I have to dispose of all my resources to get Medicaid. Examples of exempt resources include one vehicle, personal property and household furnishings, burial spaces, pre-paid funerals, life estates in real property, trade or business property essential to self-support, and assets that cannot be converted to cash.
How can I protect my money from nursing home?
The best way to protect money from nursing home costs is to make a Medicaid plan. This involves structuring the ownership of your wealth so it does not count as financial resources for purposes of qualifying for means-tested Medicaid coverage.
Does Medicaid check your bank account 2020?
MAGI is essentially the amount of income a household reports on its annual federal tax form with a few exclusions that do not affect the majority of households. Medicaid does not look at an applicant’s savings and other financial resources unless the person is 65 or older or disabled.
Can a nursing home take everything you own?
This means that, in most cases, a nursing home resident can keep their residence and still qualify for Medicaid to pay their nursing home expenses. The nursing home doesn’t (and cannot) take the home. … But neither the government nor the nursing home will take your home as long as you live.
How much money can you have in the bank on Medicare?
Your resource limits are $7,280 for one person and $10,930 for a married couple. A Specified Low-Income Medicare Beneficiary (SLMB) policy helps pay your Medicare Part B premium. To qualify, your monthly income cannot be higher than $1,208 for an individual or $1,622 for a married couple.
Can a Trust protect assets from Medicaid?
Set up properly, an irrevocable Medicaid trust protects your assets from a Medicaid spend down. It allows you to qualify for long-term care at the same time. It also means your assets can pass down to your spouse and children when you die. That is, if it is so stated in the terms of the trust.
How much money can you keep when going into a nursing home?

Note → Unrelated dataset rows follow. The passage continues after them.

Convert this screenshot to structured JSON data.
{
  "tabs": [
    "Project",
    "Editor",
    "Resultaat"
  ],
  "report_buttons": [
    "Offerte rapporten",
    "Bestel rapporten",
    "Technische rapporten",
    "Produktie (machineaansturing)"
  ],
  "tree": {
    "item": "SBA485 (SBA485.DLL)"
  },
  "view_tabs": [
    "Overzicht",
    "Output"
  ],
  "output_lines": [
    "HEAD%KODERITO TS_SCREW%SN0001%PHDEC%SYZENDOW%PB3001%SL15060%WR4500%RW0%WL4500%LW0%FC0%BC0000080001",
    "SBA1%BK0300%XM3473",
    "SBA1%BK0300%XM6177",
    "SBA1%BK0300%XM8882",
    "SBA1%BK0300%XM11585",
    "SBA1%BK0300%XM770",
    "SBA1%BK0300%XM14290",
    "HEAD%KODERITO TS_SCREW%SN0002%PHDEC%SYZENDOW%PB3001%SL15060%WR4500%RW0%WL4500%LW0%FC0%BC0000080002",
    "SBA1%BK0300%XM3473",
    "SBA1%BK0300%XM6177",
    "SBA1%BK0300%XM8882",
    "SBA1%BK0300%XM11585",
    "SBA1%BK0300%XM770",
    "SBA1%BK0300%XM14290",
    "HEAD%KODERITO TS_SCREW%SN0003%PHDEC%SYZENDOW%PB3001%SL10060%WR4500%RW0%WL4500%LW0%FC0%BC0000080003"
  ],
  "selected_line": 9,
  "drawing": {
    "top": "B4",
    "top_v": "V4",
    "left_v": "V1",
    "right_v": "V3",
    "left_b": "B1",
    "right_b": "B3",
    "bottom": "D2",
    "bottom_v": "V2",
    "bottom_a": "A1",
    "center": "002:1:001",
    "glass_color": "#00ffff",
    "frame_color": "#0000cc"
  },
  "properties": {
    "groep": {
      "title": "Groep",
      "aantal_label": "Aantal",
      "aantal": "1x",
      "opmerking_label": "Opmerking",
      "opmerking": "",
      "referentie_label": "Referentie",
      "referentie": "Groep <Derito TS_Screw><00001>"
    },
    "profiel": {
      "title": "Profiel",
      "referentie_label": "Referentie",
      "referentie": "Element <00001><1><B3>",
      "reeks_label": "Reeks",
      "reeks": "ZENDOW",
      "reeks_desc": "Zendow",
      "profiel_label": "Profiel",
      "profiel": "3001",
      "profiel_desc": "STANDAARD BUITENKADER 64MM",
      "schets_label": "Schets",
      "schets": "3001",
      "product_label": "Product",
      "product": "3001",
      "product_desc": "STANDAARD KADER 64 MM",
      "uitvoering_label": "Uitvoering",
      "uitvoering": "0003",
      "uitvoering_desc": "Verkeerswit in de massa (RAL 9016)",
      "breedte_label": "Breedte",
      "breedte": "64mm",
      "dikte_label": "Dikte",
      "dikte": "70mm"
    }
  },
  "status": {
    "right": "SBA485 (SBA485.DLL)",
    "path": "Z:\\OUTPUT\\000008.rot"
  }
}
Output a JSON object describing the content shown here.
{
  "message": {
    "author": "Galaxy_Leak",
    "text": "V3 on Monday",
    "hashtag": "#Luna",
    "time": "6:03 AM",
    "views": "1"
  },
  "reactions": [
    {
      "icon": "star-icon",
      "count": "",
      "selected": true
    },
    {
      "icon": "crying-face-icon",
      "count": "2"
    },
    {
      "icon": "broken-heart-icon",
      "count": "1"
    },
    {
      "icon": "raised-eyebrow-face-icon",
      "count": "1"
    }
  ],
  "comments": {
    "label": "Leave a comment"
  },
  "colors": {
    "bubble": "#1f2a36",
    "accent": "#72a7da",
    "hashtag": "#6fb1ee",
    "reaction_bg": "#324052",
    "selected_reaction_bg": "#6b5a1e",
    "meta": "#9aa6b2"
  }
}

Is my spouse in a nursing home able to keep any assets? Yes, your spouse can keep a minimal amount of assets. This figure varies by state, but in most states, the spouse entering the nursing home can keep $2,000 in assets.
How does a trust work with Medicaid?

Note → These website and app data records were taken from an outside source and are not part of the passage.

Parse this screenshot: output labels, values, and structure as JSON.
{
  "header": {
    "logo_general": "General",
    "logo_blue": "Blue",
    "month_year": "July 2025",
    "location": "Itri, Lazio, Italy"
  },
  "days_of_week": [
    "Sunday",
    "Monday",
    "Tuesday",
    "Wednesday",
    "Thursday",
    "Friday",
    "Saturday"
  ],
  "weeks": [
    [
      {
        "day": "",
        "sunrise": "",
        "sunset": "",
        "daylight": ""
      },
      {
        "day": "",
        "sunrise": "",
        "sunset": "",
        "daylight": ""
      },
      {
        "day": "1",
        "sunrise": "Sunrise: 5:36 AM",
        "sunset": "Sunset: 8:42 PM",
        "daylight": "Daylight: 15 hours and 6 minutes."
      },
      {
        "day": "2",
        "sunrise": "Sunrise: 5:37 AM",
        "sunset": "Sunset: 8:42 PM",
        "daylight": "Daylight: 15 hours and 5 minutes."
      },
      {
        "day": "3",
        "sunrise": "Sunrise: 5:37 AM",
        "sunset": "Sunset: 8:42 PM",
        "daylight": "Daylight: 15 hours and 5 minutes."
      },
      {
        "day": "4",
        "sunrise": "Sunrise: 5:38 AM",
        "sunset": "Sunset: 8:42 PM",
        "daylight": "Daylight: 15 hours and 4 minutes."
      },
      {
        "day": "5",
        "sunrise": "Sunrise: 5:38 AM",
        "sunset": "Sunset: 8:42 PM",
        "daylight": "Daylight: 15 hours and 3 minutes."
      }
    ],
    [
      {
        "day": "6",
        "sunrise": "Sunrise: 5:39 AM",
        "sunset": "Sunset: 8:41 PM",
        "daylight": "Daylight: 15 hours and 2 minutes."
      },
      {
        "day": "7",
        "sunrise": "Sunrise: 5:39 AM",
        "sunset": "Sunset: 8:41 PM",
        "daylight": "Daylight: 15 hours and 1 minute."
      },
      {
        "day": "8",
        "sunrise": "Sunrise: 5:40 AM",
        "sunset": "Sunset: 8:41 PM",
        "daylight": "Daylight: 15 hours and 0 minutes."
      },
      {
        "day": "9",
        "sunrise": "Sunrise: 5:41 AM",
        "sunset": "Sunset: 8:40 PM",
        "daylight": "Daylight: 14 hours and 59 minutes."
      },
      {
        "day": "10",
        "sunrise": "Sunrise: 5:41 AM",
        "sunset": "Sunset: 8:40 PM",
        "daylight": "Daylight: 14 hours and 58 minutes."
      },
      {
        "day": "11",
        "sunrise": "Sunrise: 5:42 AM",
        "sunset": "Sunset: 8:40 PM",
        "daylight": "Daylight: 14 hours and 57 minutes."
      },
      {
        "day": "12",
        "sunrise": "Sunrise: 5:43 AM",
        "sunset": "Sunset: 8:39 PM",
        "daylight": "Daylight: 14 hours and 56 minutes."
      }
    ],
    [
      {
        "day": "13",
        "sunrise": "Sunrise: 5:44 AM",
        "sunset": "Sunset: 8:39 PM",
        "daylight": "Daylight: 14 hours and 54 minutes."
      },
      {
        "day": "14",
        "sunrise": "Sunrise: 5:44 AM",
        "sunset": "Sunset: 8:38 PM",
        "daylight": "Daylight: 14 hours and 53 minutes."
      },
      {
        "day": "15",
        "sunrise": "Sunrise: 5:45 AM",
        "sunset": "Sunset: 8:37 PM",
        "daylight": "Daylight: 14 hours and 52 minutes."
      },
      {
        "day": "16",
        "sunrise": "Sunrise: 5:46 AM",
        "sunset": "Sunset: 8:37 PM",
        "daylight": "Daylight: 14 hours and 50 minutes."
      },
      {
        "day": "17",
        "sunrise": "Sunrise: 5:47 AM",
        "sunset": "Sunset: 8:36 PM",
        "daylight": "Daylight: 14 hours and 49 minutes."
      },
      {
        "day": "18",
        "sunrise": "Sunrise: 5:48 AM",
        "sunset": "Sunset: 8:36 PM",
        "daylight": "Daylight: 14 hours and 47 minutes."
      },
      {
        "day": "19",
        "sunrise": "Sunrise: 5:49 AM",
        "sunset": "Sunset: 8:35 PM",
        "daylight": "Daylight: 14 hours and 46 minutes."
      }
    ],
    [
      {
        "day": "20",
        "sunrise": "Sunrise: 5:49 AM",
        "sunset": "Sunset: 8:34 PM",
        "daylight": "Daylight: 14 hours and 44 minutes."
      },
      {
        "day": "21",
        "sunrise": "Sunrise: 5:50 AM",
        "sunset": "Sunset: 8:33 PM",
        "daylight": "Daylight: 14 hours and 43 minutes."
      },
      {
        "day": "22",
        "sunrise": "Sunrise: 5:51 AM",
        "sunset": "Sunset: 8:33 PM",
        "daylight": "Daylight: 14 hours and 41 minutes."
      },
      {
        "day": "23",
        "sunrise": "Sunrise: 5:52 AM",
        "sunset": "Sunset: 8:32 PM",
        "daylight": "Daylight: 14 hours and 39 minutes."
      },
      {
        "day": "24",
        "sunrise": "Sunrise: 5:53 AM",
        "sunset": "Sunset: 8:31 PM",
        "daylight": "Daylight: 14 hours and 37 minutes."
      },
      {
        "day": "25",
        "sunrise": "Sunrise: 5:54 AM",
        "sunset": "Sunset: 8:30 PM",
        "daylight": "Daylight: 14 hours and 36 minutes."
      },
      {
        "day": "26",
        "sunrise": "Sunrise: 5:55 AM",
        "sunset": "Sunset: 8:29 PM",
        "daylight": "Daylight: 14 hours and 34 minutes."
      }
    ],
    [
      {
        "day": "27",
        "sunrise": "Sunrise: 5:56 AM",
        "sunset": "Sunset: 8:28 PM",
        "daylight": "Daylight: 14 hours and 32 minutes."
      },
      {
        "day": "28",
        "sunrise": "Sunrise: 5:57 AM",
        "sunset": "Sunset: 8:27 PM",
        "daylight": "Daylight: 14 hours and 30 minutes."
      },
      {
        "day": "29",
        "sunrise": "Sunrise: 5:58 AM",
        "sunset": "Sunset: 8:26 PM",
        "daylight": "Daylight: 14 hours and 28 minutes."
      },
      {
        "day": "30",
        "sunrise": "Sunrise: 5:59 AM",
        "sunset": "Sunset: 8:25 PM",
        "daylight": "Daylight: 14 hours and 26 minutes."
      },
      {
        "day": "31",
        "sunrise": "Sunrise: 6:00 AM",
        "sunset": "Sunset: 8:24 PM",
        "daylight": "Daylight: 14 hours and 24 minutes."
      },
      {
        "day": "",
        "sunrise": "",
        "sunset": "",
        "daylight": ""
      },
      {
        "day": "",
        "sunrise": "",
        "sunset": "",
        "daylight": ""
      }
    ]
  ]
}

A Medicaid Asset Protection Trust is exactly as it sounds—a trust designed to protect assets from being counted for Medicaid eligibility. An MATP allows a person to qualify for long term care benefits from Medicaid, while protecting assets from being depleted if long-term care is needed.

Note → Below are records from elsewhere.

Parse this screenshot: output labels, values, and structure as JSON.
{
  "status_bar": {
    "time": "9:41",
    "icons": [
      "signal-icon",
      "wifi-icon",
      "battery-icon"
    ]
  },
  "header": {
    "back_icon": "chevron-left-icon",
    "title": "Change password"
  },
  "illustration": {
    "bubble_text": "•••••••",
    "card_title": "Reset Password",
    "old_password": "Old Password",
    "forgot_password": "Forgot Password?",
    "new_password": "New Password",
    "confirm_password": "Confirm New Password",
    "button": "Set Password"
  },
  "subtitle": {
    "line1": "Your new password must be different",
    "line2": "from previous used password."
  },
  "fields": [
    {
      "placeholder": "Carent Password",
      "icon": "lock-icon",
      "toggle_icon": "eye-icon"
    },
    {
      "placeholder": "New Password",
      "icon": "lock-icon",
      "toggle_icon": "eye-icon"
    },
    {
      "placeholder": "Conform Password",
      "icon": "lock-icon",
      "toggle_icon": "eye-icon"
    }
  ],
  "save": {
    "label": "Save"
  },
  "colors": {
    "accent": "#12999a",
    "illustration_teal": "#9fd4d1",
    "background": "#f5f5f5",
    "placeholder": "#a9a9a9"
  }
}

Can Medicaid go after a trust?
So while irrevocable trusts can protect assets from being counted by Medicaid (depending on whether the trustee has discretion to spend the assets), Medicaid will still count the transfer of the assets to the trust as a disqualifying transfer.
How can I hide money from Medicaid?
A combination of a gift to you of a certain amount of money and a purchase of a Medicaid annuity is a great way of protecting at least one-half of her assets so that they pass to you. A Medicaid annuity is a special type of annuity that is irrevocable, non-transferable, immediate, and fixed to equal monthly payments.
Does Medicaid look at bank accounts?
They Have to Have LOW Savings. Medicaid will actually go look at all your parent’s bank statements over the last five years and examine every little transfer they made. Also, if the Medicaid applicant is married, their spouse does not have to entirely deplete his or her income and savings.
How much money can a Medicaid recipient have in the bank?
A person who has more than $2000 in countable assets, such as bank accounts, mutual funds, certificates of deposit, and the like, is not eligible for benefits.
How much money can a Medicaid recipient keep?
All states have a countable asset limit, but the limit depends on the state. Generally speaking, most states allow a single Medicaid applicant to retain up to $2,000 in countable assets. And married applicants, where both spouses are applying for Medicaid, are able to keep up to $3,000.
How far back does Medicaid check bank accounts?
Each state’s Medicaid program uses slightly different eligibility rules, but most states examine all a person’s financial transactions dating back five years (60 months) from the date of their qualifying application for long-term care Medicaid benefits.